To avoid hoarding supplies, I save scrap wood and wire, doorknobs and nips, hangers, pegs as well as odd scrap metal items such as marbles, as well as anything else that is fascinating or weather-resistant. Here are some of the essentials items for making outstanding Yard art-
1.Acrylic Craft Paints
Acrylic art paints are something I use on a regular basis for various creative projects. The Martha Stewart brand, for example, is of an extremely high quality these days. Look for paints that can be used on a range of surfaces (pane, copper, wood, and acrylic) and that can be used outside.
I buy this material by the roll (it’s inexpensive at local retail locations) and use it for anything from supporting vines on a trellis to creating garden art. I have all kinds of spare wire on hand for projects like this recycled garden art lamp (with wire-wrapped marbles). I also use it to support climbing vines, fruit plants, and hanging bird feeders, among other things.
When working, keep your eyes, lungs, clothing, and hands protected. Before purchasing gloves, always try them on. It’s critical to have a proper fit so you can effortlessly handle materials and maintain a secure grasp. Many labour gloves are designed for huge man hands, which is not a good thing!
For yard art projects, this is my go-to glue. For gutters and flashing, make sure you buy GE Silicone II (clear drying, waterproof). Buying it in cartridge form and using a caulking dispenser is significantly less expensive than buying convenient tubes.
My first electric drill was pretty nice, which was a pity because I prefer to use up my tools before purchasing new ones! I purchased a decent quality cordless drill when mine eventually died after many years of hard work, and it’s so much simpler not to have to deal with extension cables. In retrospect, I wish I had bought two at once because the sale price I got was cheaper for a drill and battery than it is to buy the battery separately today, so keep that in mind if you’re buying one.
6.Diamond Drill Bit
Diamond drill bits are the key to drilling through ceramic plates and other hard materials. Some surfaces are very easy to drill, while others will not budge, so it’s a hit-or-miss situation for making garden art flowers.
If feasible, invest in a 12-inch dual bevel sliding compound mitre saw so you can make a variety of cuts. Garden pergola, arbours, raised flower beds, beehives, privacy panels, gates, and timber tomato cages are all made with this saw. To put it another way, everything. Because of the bevel and mitre characteristics, you can make a variety of angled cuts. A decent orbital palm sander for smoothing rough edges and a jigsaw for curved cuts are also useful.

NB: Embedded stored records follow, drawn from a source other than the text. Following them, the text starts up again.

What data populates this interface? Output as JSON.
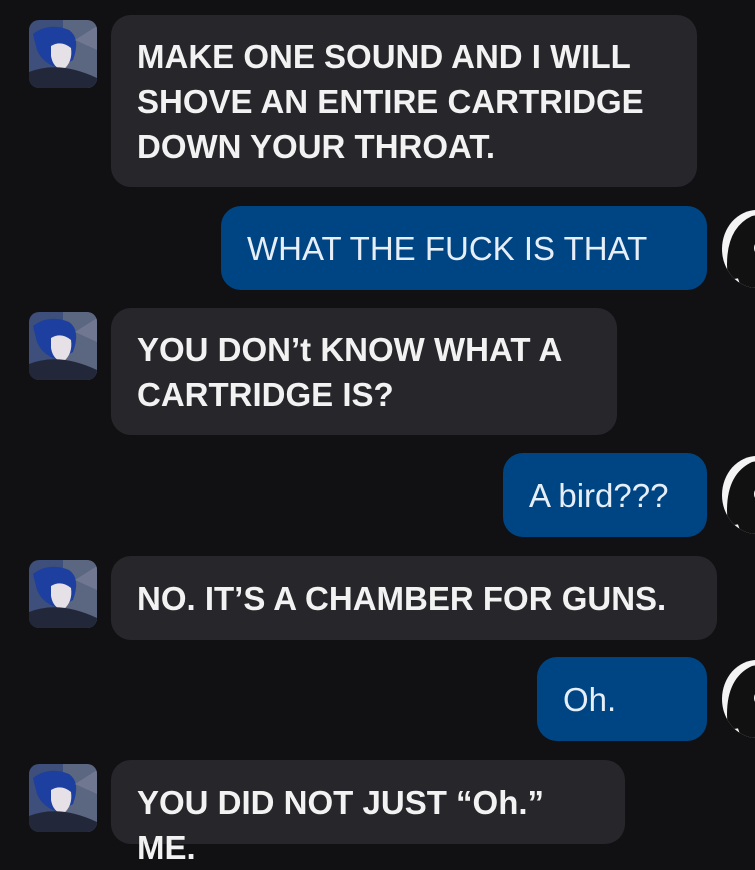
{
  "messages": [
    {
      "sender": "them",
      "text": "MAKE ONE SOUND AND I WILL\nSHOVE AN ENTIRE CARTRIDGE\nDOWN YOUR THROAT."
    },
    {
      "sender": "me",
      "text": "WHAT THE FUCK IS THAT"
    },
    {
      "sender": "them",
      "text": "YOU DON’t KNOW WHAT A\nCARTRIDGE IS?"
    },
    {
      "sender": "me",
      "text": "A bird???"
    },
    {
      "sender": "them",
      "text": "NO. IT’S A CHAMBER FOR GUNS."
    },
    {
      "sender": "me",
      "text": "Oh."
    },
    {
      "sender": "them",
      "text": "YOU DID NOT JUST “Oh.” ME."
    }
  ],
  "colors": {
    "background": "#111114",
    "incoming_bubble": "#27272b",
    "outgoing_bubble": "#004583",
    "text": "#f2f2f2"
  },
  "icons": {
    "incoming_avatar": "anime-character-avatar-icon",
    "outgoing_avatar": "black-white-character-avatar-icon"
  }
}
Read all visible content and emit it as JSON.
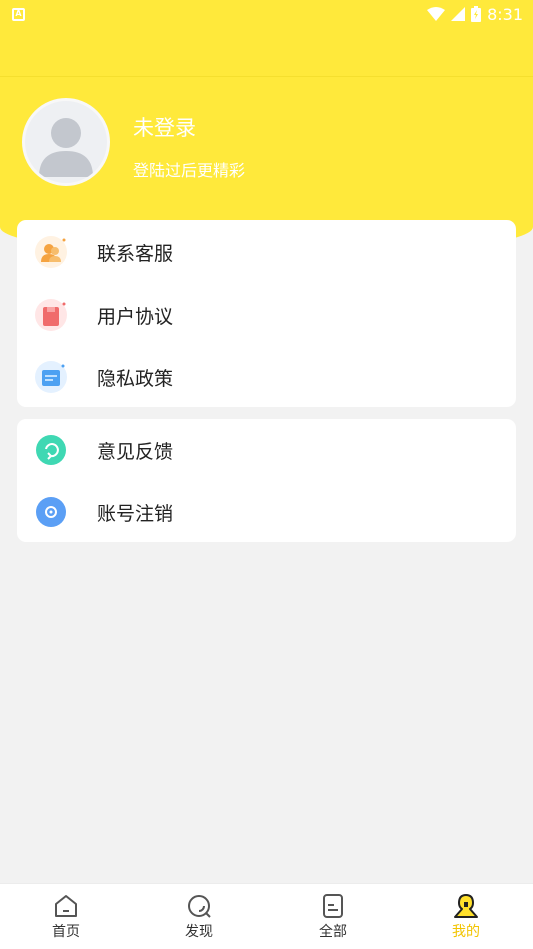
{
  "status_bar": {
    "time": "8:31",
    "left_icon_letter": "A"
  },
  "profile": {
    "title": "未登录",
    "subtitle": "登陆过后更精彩"
  },
  "menu_group_1": [
    {
      "label": "联系客服",
      "icon": "customer-service-icon"
    },
    {
      "label": "用户协议",
      "icon": "user-agreement-icon"
    },
    {
      "label": "隐私政策",
      "icon": "privacy-policy-icon"
    }
  ],
  "menu_group_2": [
    {
      "label": "意见反馈",
      "icon": "feedback-icon"
    },
    {
      "label": "账号注销",
      "icon": "account-cancel-icon"
    }
  ],
  "tabs": [
    {
      "label": "首页",
      "icon": "home-icon",
      "active": false
    },
    {
      "label": "发现",
      "icon": "discover-icon",
      "active": false
    },
    {
      "label": "全部",
      "icon": "all-icon",
      "active": false
    },
    {
      "label": "我的",
      "icon": "mine-icon",
      "active": true
    }
  ],
  "colors": {
    "accent": "#ffe93b",
    "active_tab": "#f2c400",
    "background": "#f2f2f2"
  }
}
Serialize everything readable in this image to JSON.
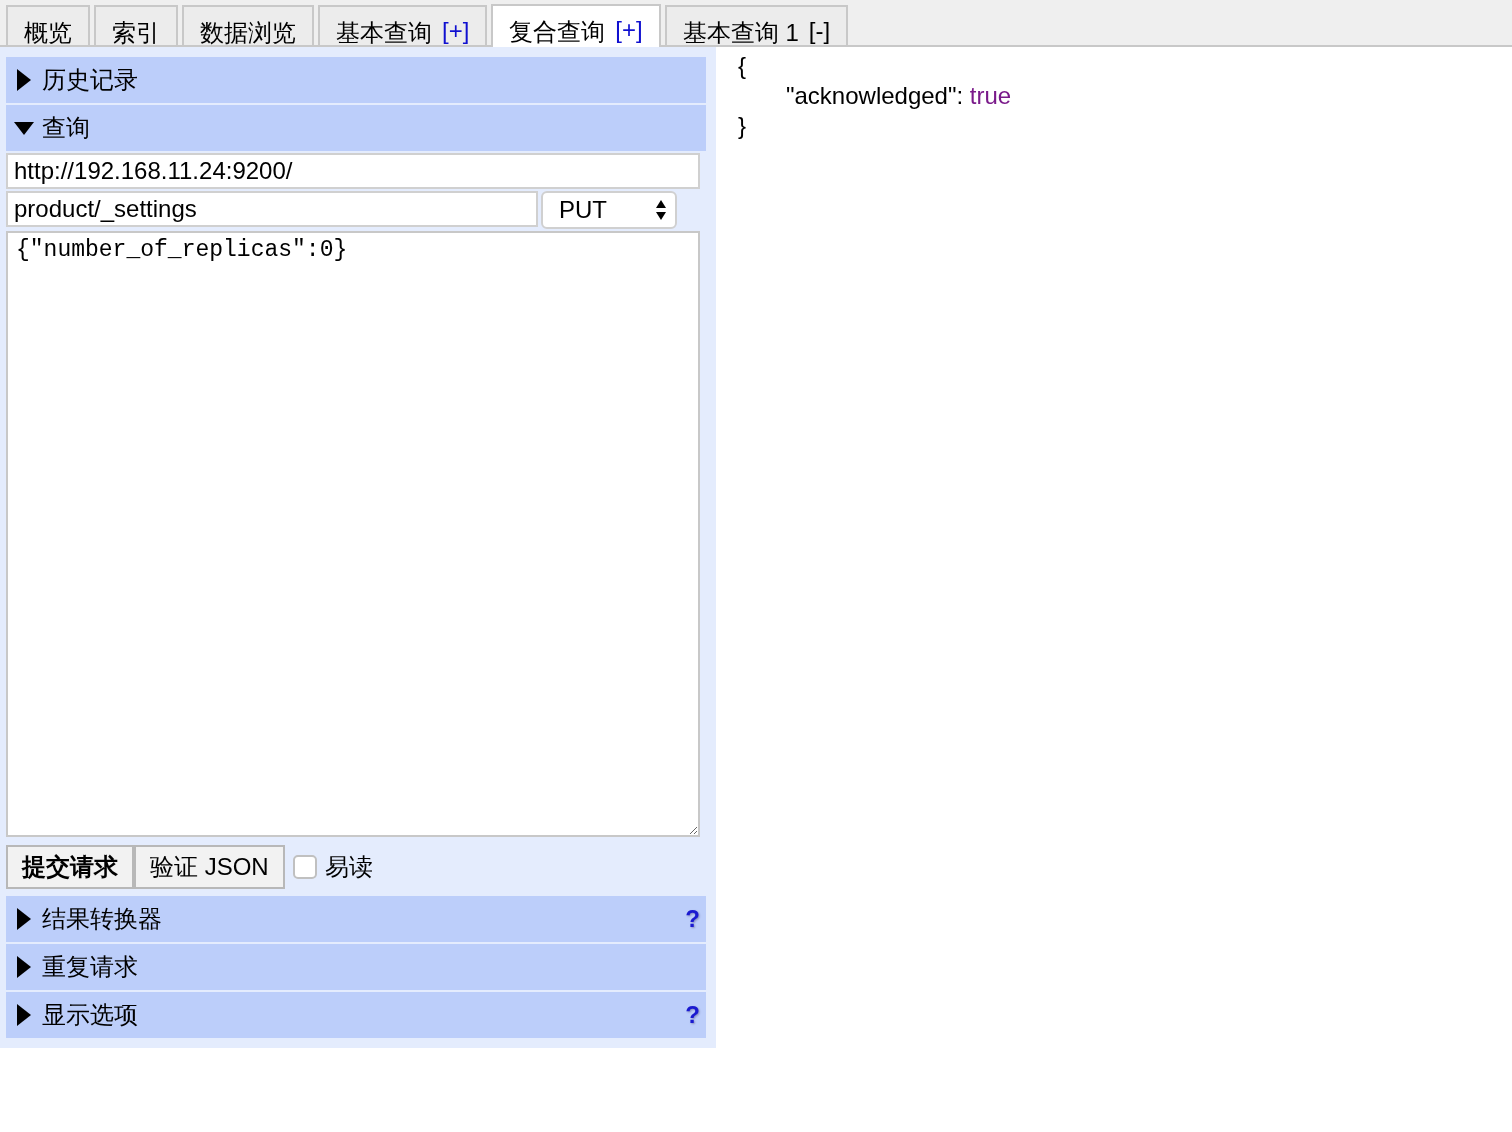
{
  "tabs": [
    {
      "label": "概览",
      "selected": false
    },
    {
      "label": "索引",
      "selected": false
    },
    {
      "label": "数据浏览",
      "selected": false
    },
    {
      "label": "基本查询",
      "suffix": "[+]",
      "selected": false
    },
    {
      "label": "复合查询",
      "suffix": "[+]",
      "selected": true
    },
    {
      "label": "基本查询 1",
      "suffix": "[-]",
      "selected": false
    }
  ],
  "sections_top": [
    {
      "title": "历史记录",
      "expanded": false
    },
    {
      "title": "查询",
      "expanded": true
    }
  ],
  "query": {
    "server": "http://192.168.11.24:9200/",
    "path": "product/_settings",
    "method": "PUT",
    "body": "{\"number_of_replicas\":0}"
  },
  "buttons": [
    "提交请求",
    "验证 JSON"
  ],
  "pretty": {
    "label": "易读",
    "checked": false
  },
  "sections_bottom": [
    {
      "title": "结果转换器",
      "expanded": false,
      "help": "?"
    },
    {
      "title": "重复请求",
      "expanded": false
    },
    {
      "title": "显示选项",
      "expanded": false,
      "help": "?"
    }
  ],
  "result": {
    "open": "{",
    "entries": [
      {
        "key": "\"acknowledged\"",
        "sep": ":",
        "value": "true"
      }
    ],
    "close": "}"
  }
}
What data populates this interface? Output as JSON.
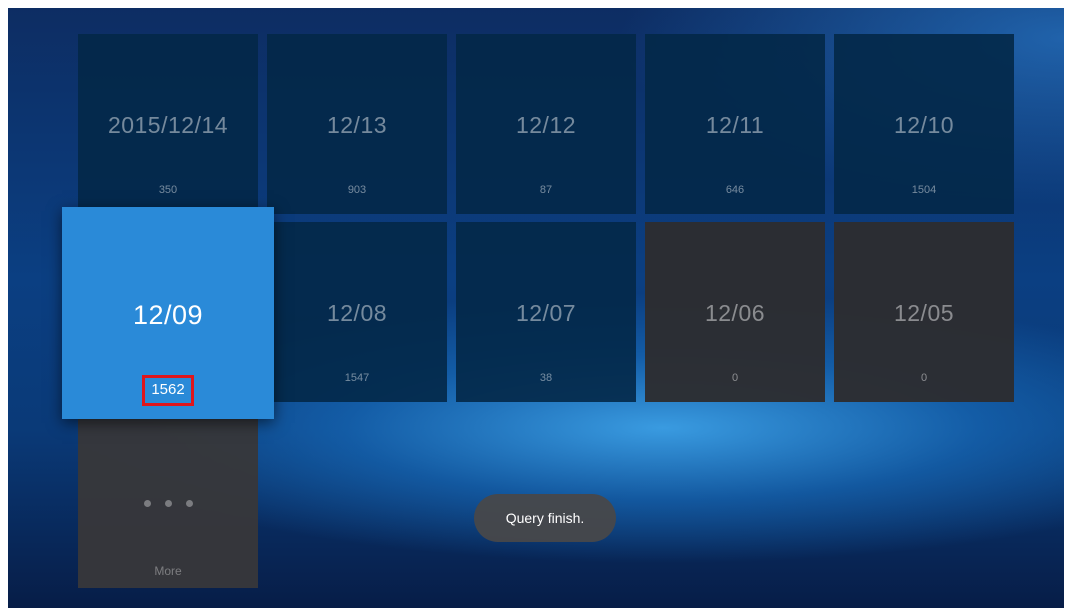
{
  "tiles_row1": [
    {
      "date": "2015/12/14",
      "count": "350"
    },
    {
      "date": "12/13",
      "count": "903"
    },
    {
      "date": "12/12",
      "count": "87"
    },
    {
      "date": "12/11",
      "count": "646"
    },
    {
      "date": "12/10",
      "count": "1504"
    }
  ],
  "tiles_row2": [
    {
      "date": "12/09",
      "count": "1562"
    },
    {
      "date": "12/08",
      "count": "1547"
    },
    {
      "date": "12/07",
      "count": "38"
    },
    {
      "date": "12/06",
      "count": "0"
    },
    {
      "date": "12/05",
      "count": "0"
    }
  ],
  "more": {
    "label": "More",
    "icon": "more-dots-icon"
  },
  "toast": {
    "text": "Query finish."
  },
  "colors": {
    "selected_tile": "#2a8ad8",
    "tile": "#032848",
    "empty_tile": "#2d2d30",
    "highlight_box": "#e0161c"
  }
}
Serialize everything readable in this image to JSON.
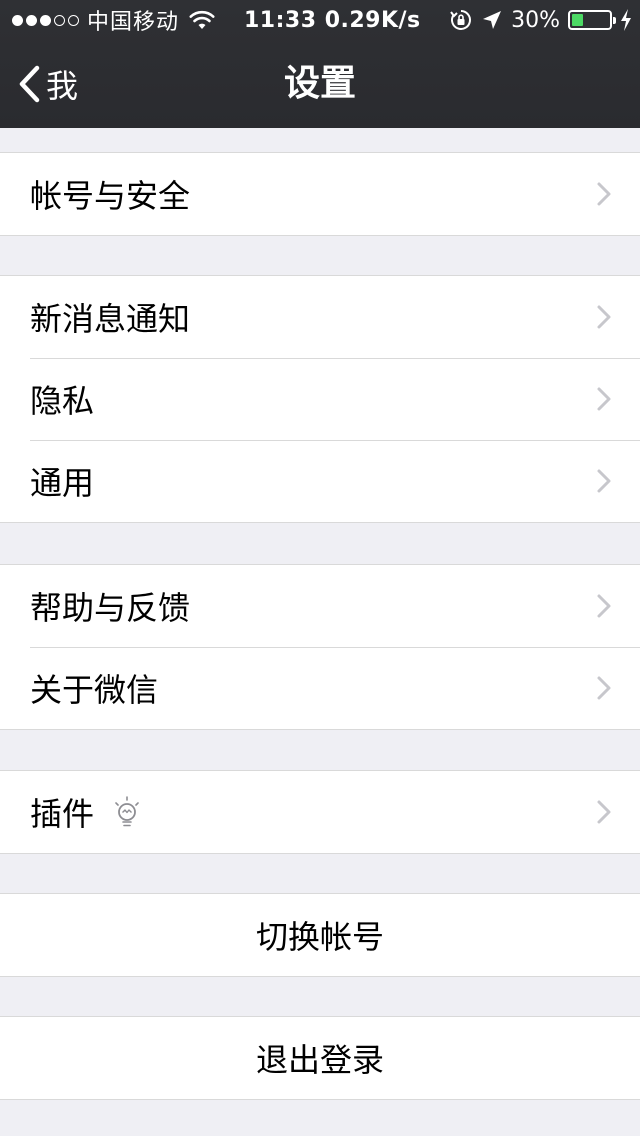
{
  "status_bar": {
    "signal": {
      "filled": 3,
      "total": 5
    },
    "carrier": "中国移动",
    "time_speed": "11:33 0.29K/s",
    "battery_percent_text": "30%",
    "battery_level": 0.3,
    "battery_color": "#4cd964"
  },
  "nav": {
    "back_label": "我",
    "title": "设置"
  },
  "groups": [
    {
      "items": [
        {
          "label": "帐号与安全"
        }
      ]
    },
    {
      "items": [
        {
          "label": "新消息通知"
        },
        {
          "label": "隐私"
        },
        {
          "label": "通用"
        }
      ]
    },
    {
      "items": [
        {
          "label": "帮助与反馈"
        },
        {
          "label": "关于微信"
        }
      ]
    },
    {
      "items": [
        {
          "label": "插件",
          "icon": "lightbulb-icon"
        }
      ]
    }
  ],
  "actions": {
    "switch_account": "切换帐号",
    "logout": "退出登录"
  },
  "colors": {
    "nav_background": "#2f3034",
    "page_background": "#efeff4",
    "separator": "#d9d9d9",
    "chevron": "#c7c7cc"
  },
  "icons": {
    "back": "chevron-left-icon",
    "disclosure": "chevron-right-icon",
    "wifi": "wifi-icon",
    "orientation_lock": "orientation-lock-icon",
    "location": "location-arrow-icon",
    "charging": "charging-bolt-icon"
  }
}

These are the important and basic items you would need if you want to make some Yard Art. Make sure you are buying these products from genuine stores to invest money in the right place.